Getting what I wanted was more a matter of luck than skill, though, and
this time I would like to be a bit more systematic with the process.
Here's what I did last time. Started with 40 oz (5 lbs) of honey and 1
gallon of water. Did the heating/skimming thing and then steeped 3
lemons, 12 cloves, 1 1/2 tbsp fresh ginger, 1/2 tsp ground nutmeg in the
honey water for 25 minutes. Strained and added 8 oz tea. Let cool and
then put into my fermenter (a 1 1/2 gallon glass bottle with airlock)
along with a package of Red Star Champagne yeast. After about two weeks
of fermentation, the airlock stopped bubbling and I tasted the mead,
which was too dry even for my tastes.
Consequently — and because I figured all the sugars were fermented and
I wanted bubbly mead — I added another 8 oz of honey (cooked with 12 oz
of water and skimmed). After about three days, it tasted right, so I
decanted it into wine bottles, figuring the corks would serve as a
pressure release if carbonation worked too well. (I ended up with the
cork popping out of one of the bottles). After about a week, when the
cork popped, I poured the mead into Grolsch bottles and refrigerated.
As I said, I got something pretty close to what I was looking for, but
more by accident. My two main questions:
1) How do I go about making mead that is dry but not too dry? Was
waiting for the bubbles to stop the wrong thing to do? Is there a
general rule of thumb for how long quick meads take to ferment,
realizing that tastes differ as to how dry you're looking for.
2) How do I know when I'm at the point where there's enough yeast and
sugar left to carbonate it, but not so much as to cause explosion? Is
there something similar to beer making I should do, where I put in a
certain amount of honey per certain amount of mead before bottling it?
One thing to note is that I didn't do any measurements while making the
first, but I do now have a hydrometer, since I would assume that would
help in being more precise.
Thanks for your help.
Subject: RE: Braggot
From: "Steve Jones" <email@example.com;
Date: Mon, 10 Apr 2006 05:49:02 -0600
The BJCP Guidelines for braggot say that it is a standard mead made
with both honey and malt providing flavor and fermentable extract. it
goes on to say that the fermentable sugars should come from a balance
of malt or malt extract and honey, although the specific balance is
open to creative interpretation by brewers, and it may or may not be
As for percentages, I would say that neither component should be less
than about 30% of the mix.
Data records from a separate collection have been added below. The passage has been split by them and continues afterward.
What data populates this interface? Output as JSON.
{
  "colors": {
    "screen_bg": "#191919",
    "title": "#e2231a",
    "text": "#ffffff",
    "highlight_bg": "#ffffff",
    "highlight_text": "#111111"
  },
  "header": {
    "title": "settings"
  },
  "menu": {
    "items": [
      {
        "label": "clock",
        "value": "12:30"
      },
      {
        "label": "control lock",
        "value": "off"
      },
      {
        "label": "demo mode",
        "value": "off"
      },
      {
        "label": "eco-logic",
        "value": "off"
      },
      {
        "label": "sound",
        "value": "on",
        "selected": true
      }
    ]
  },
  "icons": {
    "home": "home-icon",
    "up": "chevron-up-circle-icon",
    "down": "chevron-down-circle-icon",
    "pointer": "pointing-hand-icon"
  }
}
But of course, that is open to
From: Robert Keith Moore <firstname.lastname@example.org;
Date: Mon, 10 Apr 2006 19:23:58 -0700
How long should your starter be going before you pitch?
End of Mead Lover's Digest #1259